I guess the Hillary Clinton campaign spent a lot of time the last few days in debate prep looking for a response with the power of her “change you can Xerox” line that flopped so badly in the last event. Duane Patterson finds this gem at the 16th minute of last night’s debate, which neatly coincides with Hillary’s long-overdue 16th minute of her 15 minutes of fame. In this clip, she paints herself as the victim of the entire debate process … and uses Saturday Night Live as proof. No, I’m not kidding (via Memeorandum):
Hillary Clinton said she was curious about the media in the last few debates always going to her first, citing Saturday Night Live and offering to give an extra pillow to Obama to make him more comfortable. Groans and boos immediately erupted from the crowd. Want to know another signal that a campaign has come completely apart at the seams? Look at the debate prep. Hillary Clinton didn’t just walk into the auditorium in Cleveland tonight and throw caution to the wind. She prepared for this debate. She had people coaching her on what to say. The ‘change is something you can Xerox’ line was scripted. It laid an egg. A week later, she tries again to make another sarcastic joke about the media’s love afair with Obama. Again, it was an awkward egg laid by Mrs. Clinton. If I were a campaign manager, and my candidate flopped like that in two consecutive debates, whoever was prepping her wouldn’t just be fired, but probably sued for oratory malpractice.
You can tell that Hillary is frustrated that Obama is skating his way through the primary season without any significant scrutiny by the press. But as vast and skilled as Team Hillary is, there seems to be no one on the payroll that has any idea how to combat it. She doesn’t possess the debate skills to put her opponent on the defensive, and when she’s speaking at campaign rallies, whatever legitimate point she makes about the media’s messianic complex with Obama gets lost in her shrill delivery.
Hillary’s failures extend beyond this, and into the absurd. What’s more, they have consistently failed along these lines since November.
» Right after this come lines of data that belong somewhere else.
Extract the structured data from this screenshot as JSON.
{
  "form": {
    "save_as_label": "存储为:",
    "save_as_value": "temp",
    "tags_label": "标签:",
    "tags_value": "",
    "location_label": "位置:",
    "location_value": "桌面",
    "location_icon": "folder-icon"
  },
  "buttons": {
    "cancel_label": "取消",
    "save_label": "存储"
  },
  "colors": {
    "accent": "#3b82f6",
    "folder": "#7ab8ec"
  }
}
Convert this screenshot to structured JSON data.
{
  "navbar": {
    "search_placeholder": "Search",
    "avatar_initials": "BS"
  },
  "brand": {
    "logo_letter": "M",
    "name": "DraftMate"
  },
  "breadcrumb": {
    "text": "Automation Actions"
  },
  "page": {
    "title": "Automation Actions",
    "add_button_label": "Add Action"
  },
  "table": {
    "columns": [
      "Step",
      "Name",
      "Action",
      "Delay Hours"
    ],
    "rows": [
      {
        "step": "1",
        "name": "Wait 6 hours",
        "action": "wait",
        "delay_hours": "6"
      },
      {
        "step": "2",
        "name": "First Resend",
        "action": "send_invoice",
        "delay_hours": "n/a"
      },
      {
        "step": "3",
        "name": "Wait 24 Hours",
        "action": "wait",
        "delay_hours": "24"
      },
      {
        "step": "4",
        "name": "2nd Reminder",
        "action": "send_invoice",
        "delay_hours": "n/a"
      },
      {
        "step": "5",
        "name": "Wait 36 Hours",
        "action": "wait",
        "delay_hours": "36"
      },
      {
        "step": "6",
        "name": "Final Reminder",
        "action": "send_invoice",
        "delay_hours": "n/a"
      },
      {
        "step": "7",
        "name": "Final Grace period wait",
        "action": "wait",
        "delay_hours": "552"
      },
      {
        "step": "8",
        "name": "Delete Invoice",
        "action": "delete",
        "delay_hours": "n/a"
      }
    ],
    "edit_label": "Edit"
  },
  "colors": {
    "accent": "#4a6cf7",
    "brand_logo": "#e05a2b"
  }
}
When she took a tumble in the debate by alternately supporting and opposing Eliot Spitzer’s plan to issue New York drivers licenses to illegal immigrants, she immediately went on the attack against Barack Obama. And how did she do it? The woman whose best literary analogue might be Lady MacBeth tried to convince people that they needed to worry about Obama’s obsessive ambitions — and used a kindergarten essay to “prove” that Obama had always wanted to run for president.
She turned herself into a satire. Last night, she went one step further: she mistook satire for reality. Perhaps Lorne Michaels wanted to atone for his $2300 contribution last year to John McCain, or maybe — just maybe — he was satirizing Hillary’s whining about unfair press treatment in that skit in addition to skewering the press. In either case, using an SNL skit to hammer debate moderators not only looks like a desperate attempt to be the victim, but also a desperate attempt to be hip.
Desperation is not an aphrodisiac. Neither is perpetual victimhood. And self-satire only works for those intent on getting a gig on a future version of Hollywood Squares.